Catherine Corless

  • Tuam historian Catherine Corless has criticised the Government for failing to commit to excavation, exhumation, and DNA testing of the children’s remains found at the site of the former Tuam Mother and Baby Home.

    It’s now a year since the Children’s Minister Katherine Zappone confirmed that a substantial amount of children’s human remains had been discovered at the Tuam site.

    An expert group published its report in December outlining five possible options on how the situation should be handled.

    These ranged from no further investigate work at the site and that it be turned into a memorial, to exhuming the human remains and burying them elsewhere.

    A consultation process is now underway, and Galway County Council has arranged an independent facilitator to meet with locals in Tuam tomorrow and Friday as part of this process.

    Submissions can also be made online before 16th March, but historian Catherine Corless has objected to the voting system put in place by Galway County Council, where people can indicate their preferred option.

    Speaking to Midwest News, Catherine Corless said the least that should be done is that the children’s remains be exhumed and buried in a proper burial ground.

    She says it’s disappointing that so little has happened over the past year, despite the public outcry at the time.

  • The failure of the Catholic Church to intervene in the controversy that continues over what should happen to the more than 800 infant remains, found buried in an unmarked grave in the grounds of the former Mothers and Babies Home in Tuam has been highlighted today by campaigner and historian Catherine Corless.

    Catherine was among a number of west of Ireland recipients last night of the 43rd annual Rehab National People of the Year Awards.

    She was recognised for her work in uncovering the secretive burials.

    Catherine took the opportunity last night, and again on Midwest News today, to highlight the need to have the remains exhumed and identified and buried in consecrated ground.

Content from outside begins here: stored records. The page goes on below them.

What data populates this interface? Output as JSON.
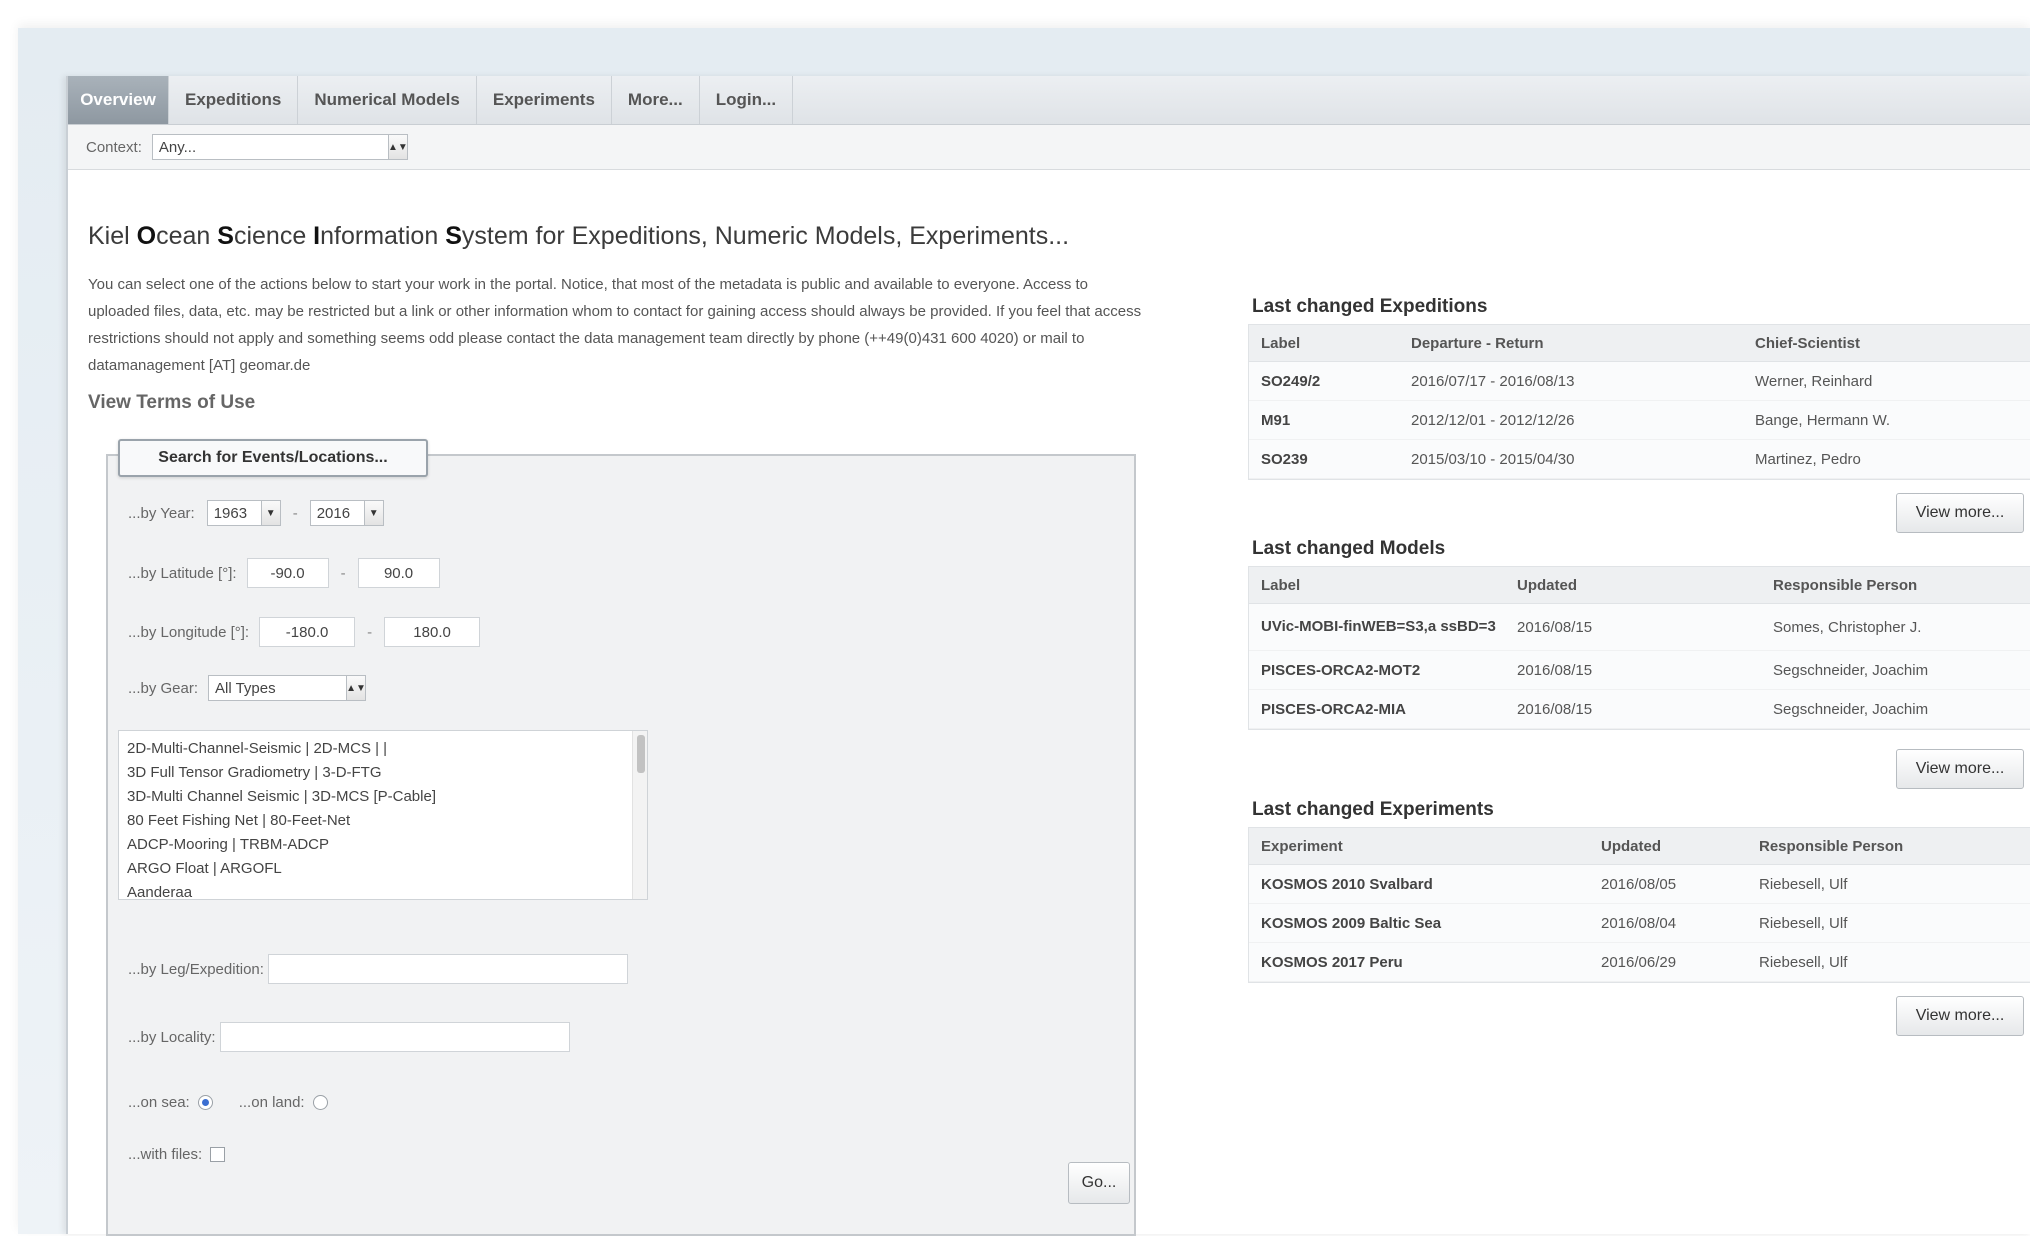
{
  "nav": {
    "tabs": [
      {
        "label": "Overview",
        "active": true
      },
      {
        "label": "Expeditions"
      },
      {
        "label": "Numerical Models"
      },
      {
        "label": "Experiments"
      },
      {
        "label": "More..."
      },
      {
        "label": "Login..."
      }
    ]
  },
  "context": {
    "label": "Context:",
    "value": "Any..."
  },
  "main": {
    "title_parts": [
      "Kiel ",
      "O",
      "cean ",
      "S",
      "cience ",
      "I",
      "nformation ",
      "S",
      "ystem for Expeditions, Numeric Models, Experiments..."
    ],
    "intro": "You can select one of the actions below to start your work in the portal. Notice, that most of the metadata is public and available to everyone. Access to uploaded files, data, etc. may be restricted but a link or other information whom to contact for gaining access should always be provided. If you feel that access restrictions should not apply and something seems odd please contact the data management team directly by phone (++49(0)431 600 4020) or mail to datamanagement [AT] geomar.de",
    "terms_link": "View Terms of Use"
  },
  "search": {
    "legend": "Search for Events/Locations...",
    "year_label": "...by Year:",
    "year_from": "1963",
    "year_to": "2016",
    "lat_label": "...by Latitude [°]:",
    "lat_min": "-90.0",
    "lat_max": "90.0",
    "lon_label": "...by Longitude [°]:",
    "lon_min": "-180.0",
    "lon_max": "180.0",
    "gear_label": "...by Gear:",
    "gear_type": "All Types",
    "gear_items": [
      "2D-Multi-Channel-Seismic | 2D-MCS | |",
      "3D Full Tensor Gradiometry | 3-D-FTG",
      "3D-Multi Channel Seismic | 3D-MCS [P-Cable]",
      "80 Feet Fishing Net | 80-Feet-Net",
      "ADCP-Mooring | TRBM-ADCP",
      "ARGO Float | ARGOFL",
      "Aanderaa"
    ],
    "leg_label": "...by Leg/Expedition:",
    "leg_value": "",
    "locality_label": "...by Locality:",
    "locality_value": "",
    "on_sea_label": "...on sea:",
    "on_land_label": "...on land:",
    "with_files_label": "...with files:",
    "go_label": "Go..."
  },
  "expeditions": {
    "title": "Last changed Expeditions",
    "columns": [
      "Label",
      "Departure - Return",
      "Chief-Scientist"
    ],
    "rows": [
      [
        "SO249/2",
        "2016/07/17 - 2016/08/13",
        "Werner, Reinhard"
      ],
      [
        "M91",
        "2012/12/01 - 2012/12/26",
        "Bange, Hermann W."
      ],
      [
        "SO239",
        "2015/03/10 - 2015/04/30",
        "Martinez, Pedro"
      ]
    ],
    "view_more": "View more..."
  },
  "models": {
    "title": "Last changed Models",
    "columns": [
      "Label",
      "Updated",
      "Responsible Person"
    ],
    "rows": [
      [
        "UVic-MOBI-finWEB=S3,a ssBD=3",
        "2016/08/15",
        "Somes, Christopher J."
      ],
      [
        "PISCES-ORCA2-MOT2",
        "2016/08/15",
        "Segschneider, Joachim"
      ],
      [
        "PISCES-ORCA2-MIA",
        "2016/08/15",
        "Segschneider, Joachim"
      ]
    ],
    "view_more": "View more..."
  },
  "experiments": {
    "title": "Last changed Experiments",
    "columns": [
      "Experiment",
      "Updated",
      "Responsible Person"
    ],
    "rows": [
      [
        "KOSMOS 2010 Svalbard",
        "2016/08/05",
        "Riebesell, Ulf"
      ],
      [
        "KOSMOS 2009 Baltic Sea",
        "2016/08/04",
        "Riebesell, Ulf"
      ],
      [
        "KOSMOS 2017 Peru",
        "2016/06/29",
        "Riebesell, Ulf"
      ]
    ],
    "view_more": "View more..."
  },
  "colors": {
    "active_tab": "#9aa3ab",
    "panel_bg": "#f1f2f3",
    "backdrop": "#e6edf3",
    "radio_selected": "#3b6fd1"
  },
  "icons": [
    "select-arrow-icon",
    "scrollbar-thumb"
  ]
}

She insists it would be part of the healing process for all of the families involved and said the only thing stopping a full exhumation is money.

     She said all of these children were baptised and she believes it's everyone's right to have a Christian burial and asked why the Church has not intervened in insisting for the same.

  • The 43rd annual Rehab National People of the Year Awards were presented last night at a special ceremony in the Mansion House in Dublin.

    West of Ireland groups and individuals featured strongly.

    Tuam based historian Catherine Corless was recognised for her work uncovering the secretive burial of hundreds of children at the Tuam mother and baby home.

    The people of Ballaghaderreen were declared Community Group of the Year for welcoming Syrian refugees to their town

    The Irish Coast Guard was  honoured, as were their heroic lost colleagues from helicopter Rescue 116 and the  community of Erris  who helped with the extensive search operation.

    While the Galway Senior All Ireland winning Hurling Team took the Sports Award at last night’s celebrations